Among the records below, how many lines contain the word "verified"? The answer is a single number.

═══

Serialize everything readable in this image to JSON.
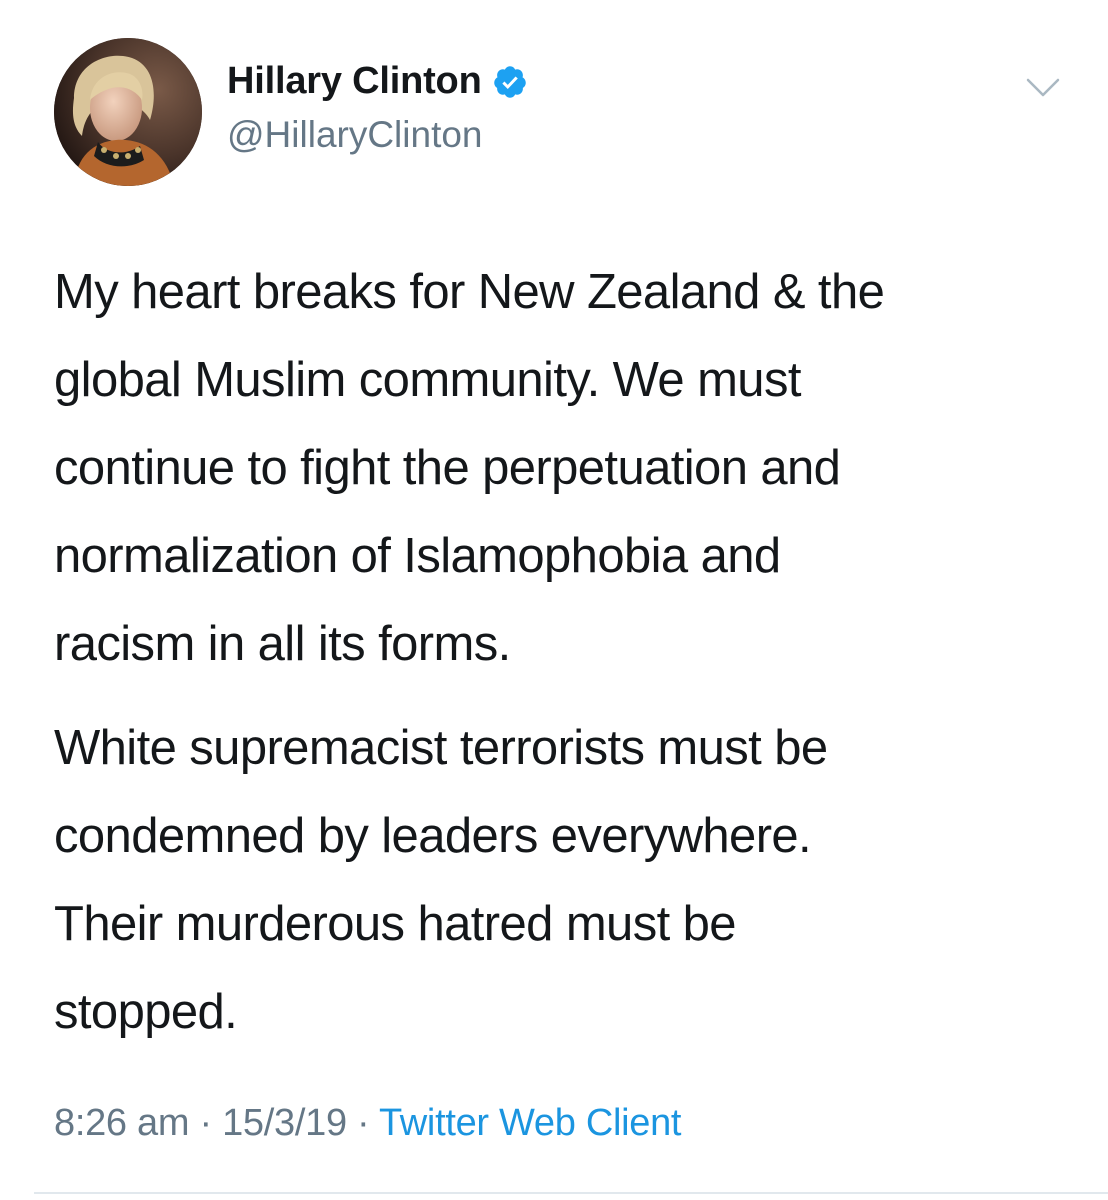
{
  "author": {
    "display_name": "Hillary Clinton",
    "handle": "@HillaryClinton",
    "verified": true
  },
  "tweet": {
    "paragraphs": [
      {
        "lines": [
          "My heart breaks for New Zealand & the",
          "global Muslim community. We must",
          "continue to fight the perpetuation and",
          "normalization of Islamophobia and",
          "racism in all its forms."
        ]
      },
      {
        "lines": [
          "White supremacist terrorists must be",
          "condemned by leaders everywhere.",
          "Their murderous hatred must be",
          "stopped."
        ]
      }
    ]
  },
  "meta": {
    "time": "8:26 am",
    "date": "15/3/19",
    "separator": " · ",
    "source": "Twitter Web Client"
  },
  "icons": {
    "verified": "verified-badge-icon",
    "menu": "chevron-down-icon"
  },
  "colors": {
    "text": "#14171a",
    "secondary": "#657786",
    "link": "#1b95e0",
    "verified": "#1da1f2",
    "divider": "#e1e8ed"
  }
}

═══

*Solution*. 3